Thanks to that tight focus the series moves at a rapid and efficient pace. The story is divided into three arcs, with an overarching through-line connecting everything. This is largely due to the nature of the original Light Novels, with the anime working to adapt each volume in approximately four episodes each. Due to the efficient pace this works wonders for Arcs 1 and 3, both feeling tight, fast-paced, and to the point. The story moves so quickly episode to episode that you might find either arc concluding before you realized just how quickly you’ve binged through it all. Arc 2 however is where the series slows, introducing new characters, some temporary and some permanent additions. Due in part to this, the story slows to a crawl, and it’s only in the last episode of the arc that things pick up again. Despite this dip, Arcs 1 and 3 more than make up for it.
It’s in the 3rd Arc that what little character development Invisible Victory offers actually happens. Despite Chidori being the strong, boisterous woman of the series, she becomes a total damsel in distress this time around, more so than the original run. Chidori herself ultimately gives into this fate and feels wholly unlike herself, no matter the series’ justifications for her about face. It’s only in the last episode the character audience’s know and love shines through her emotional journey, and just for a moment before the season concludes. The series tries to get the most out of this by providing a shocking turn of events, but is so interested in having its cake and eating it too that it won’t commit. A surprising, shocking, and violent moment is pulled back on, with consequences toned down moments after the startling event, making it all feel a bit silly and a tad unearned.
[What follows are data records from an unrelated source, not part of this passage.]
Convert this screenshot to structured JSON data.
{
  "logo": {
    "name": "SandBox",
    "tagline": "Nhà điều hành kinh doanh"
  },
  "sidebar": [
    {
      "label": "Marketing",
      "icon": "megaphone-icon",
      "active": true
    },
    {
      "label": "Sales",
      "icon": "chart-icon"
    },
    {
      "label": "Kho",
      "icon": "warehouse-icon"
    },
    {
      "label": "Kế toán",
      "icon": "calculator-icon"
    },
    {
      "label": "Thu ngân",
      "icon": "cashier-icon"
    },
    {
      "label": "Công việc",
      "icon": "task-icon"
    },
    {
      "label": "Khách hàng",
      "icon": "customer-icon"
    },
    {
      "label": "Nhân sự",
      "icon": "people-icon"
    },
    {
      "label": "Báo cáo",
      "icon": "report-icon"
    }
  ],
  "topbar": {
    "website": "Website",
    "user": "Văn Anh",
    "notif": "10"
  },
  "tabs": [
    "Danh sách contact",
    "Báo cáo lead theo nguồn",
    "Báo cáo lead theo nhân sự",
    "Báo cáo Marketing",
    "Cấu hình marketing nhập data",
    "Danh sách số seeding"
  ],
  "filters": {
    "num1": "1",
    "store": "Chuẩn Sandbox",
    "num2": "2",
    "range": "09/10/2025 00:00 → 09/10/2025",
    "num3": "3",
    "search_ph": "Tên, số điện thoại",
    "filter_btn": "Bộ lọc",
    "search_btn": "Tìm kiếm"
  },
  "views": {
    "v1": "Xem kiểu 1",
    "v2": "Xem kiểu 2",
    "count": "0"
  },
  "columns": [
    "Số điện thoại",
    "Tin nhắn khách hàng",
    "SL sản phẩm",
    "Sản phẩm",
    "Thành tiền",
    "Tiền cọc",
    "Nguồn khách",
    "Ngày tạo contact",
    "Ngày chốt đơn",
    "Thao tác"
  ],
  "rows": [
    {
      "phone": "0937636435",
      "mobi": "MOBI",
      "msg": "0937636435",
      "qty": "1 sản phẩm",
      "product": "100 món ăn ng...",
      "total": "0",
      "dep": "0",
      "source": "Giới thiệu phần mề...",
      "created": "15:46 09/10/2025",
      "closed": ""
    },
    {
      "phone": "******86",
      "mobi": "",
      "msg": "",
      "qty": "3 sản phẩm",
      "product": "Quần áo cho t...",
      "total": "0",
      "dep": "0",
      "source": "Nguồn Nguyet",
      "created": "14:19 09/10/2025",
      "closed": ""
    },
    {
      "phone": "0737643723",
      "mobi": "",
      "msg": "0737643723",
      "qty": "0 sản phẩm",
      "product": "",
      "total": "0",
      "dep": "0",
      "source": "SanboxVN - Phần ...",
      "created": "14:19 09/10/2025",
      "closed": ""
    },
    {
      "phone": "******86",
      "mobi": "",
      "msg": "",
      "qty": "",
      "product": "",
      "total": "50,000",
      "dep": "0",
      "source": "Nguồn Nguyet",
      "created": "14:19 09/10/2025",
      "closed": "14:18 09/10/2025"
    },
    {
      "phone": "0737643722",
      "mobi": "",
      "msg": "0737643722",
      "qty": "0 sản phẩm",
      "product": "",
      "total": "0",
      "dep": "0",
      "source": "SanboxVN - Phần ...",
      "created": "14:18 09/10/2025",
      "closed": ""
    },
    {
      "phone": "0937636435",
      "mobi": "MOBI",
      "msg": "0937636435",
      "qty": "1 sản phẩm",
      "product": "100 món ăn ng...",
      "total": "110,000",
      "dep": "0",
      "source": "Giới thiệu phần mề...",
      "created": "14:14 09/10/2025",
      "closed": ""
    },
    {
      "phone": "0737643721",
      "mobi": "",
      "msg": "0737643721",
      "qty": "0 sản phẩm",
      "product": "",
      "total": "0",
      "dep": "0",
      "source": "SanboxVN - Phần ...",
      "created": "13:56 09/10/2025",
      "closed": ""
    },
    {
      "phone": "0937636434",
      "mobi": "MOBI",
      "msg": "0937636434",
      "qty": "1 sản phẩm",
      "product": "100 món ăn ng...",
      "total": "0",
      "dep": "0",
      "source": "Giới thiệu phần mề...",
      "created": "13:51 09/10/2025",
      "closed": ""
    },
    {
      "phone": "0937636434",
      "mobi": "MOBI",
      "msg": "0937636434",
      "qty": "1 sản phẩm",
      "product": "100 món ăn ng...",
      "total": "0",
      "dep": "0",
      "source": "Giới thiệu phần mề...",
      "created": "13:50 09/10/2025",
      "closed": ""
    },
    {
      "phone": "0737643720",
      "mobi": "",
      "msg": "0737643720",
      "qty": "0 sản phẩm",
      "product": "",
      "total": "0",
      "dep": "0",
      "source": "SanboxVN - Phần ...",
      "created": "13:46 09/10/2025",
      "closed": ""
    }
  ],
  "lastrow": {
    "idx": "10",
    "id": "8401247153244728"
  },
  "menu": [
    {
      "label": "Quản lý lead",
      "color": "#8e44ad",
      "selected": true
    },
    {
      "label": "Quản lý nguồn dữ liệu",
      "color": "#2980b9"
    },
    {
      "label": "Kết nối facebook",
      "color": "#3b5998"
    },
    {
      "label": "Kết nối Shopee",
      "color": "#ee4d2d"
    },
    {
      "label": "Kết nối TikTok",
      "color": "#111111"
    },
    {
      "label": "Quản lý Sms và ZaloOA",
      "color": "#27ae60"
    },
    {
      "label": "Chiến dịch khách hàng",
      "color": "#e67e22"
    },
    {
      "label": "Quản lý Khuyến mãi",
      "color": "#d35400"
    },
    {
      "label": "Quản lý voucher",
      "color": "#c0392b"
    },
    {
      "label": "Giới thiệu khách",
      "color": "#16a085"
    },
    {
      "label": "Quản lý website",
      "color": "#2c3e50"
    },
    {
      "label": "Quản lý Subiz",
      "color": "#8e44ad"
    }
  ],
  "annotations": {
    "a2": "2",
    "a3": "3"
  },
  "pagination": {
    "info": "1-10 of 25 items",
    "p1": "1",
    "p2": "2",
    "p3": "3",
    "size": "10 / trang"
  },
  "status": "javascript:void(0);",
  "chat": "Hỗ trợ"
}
There’s better ways to have played it, and this moment remains one of the more ho-hum aspects to the season.
Conversely, with this fumble given so much attention, one of the more shocking twists is barely touched upon, with no one commenting on the surprising and unexpected nature of a beloved’s characters heel-turn. This perhaps even signals the stories’ non-committal to the twist, prepared to explain away this sudden betrayal and undo it later on, giving the game up early and failing to lend real gravitas to the moment.
Fans also shouldn’t expect a true conclusion going into Invisible Victory. Unlike previous seasons where plot-threads were, at most, dangled, Invisible Victory largely lacks a cap off, leaving the primary plot up in the air until the next season. It’s not an issue, but it’s something fans should be prepared for, as this feels more like a mid-point to the narrative than a proper conclusion to the season. (I believe it’s already been confirmed another twelve episodes are ‘on the way.’)
Ultimately, no matter my lingering quibbles, Invisible Victory still feels the strongest Full Metal Panic! season to date. It provides twists, turns, and generally competent animation, coupled with stunning mecha action. Where as previously each season left me feeling ambivalent as to where the story would go, Invisible Victory has me actively anticipating FMP’s continuation. I only hope that the next season isn’t bogged down by frequent and unfortunate delays. I’d rather receive this continuation a year late than suffer the same release schedule we just suffered through.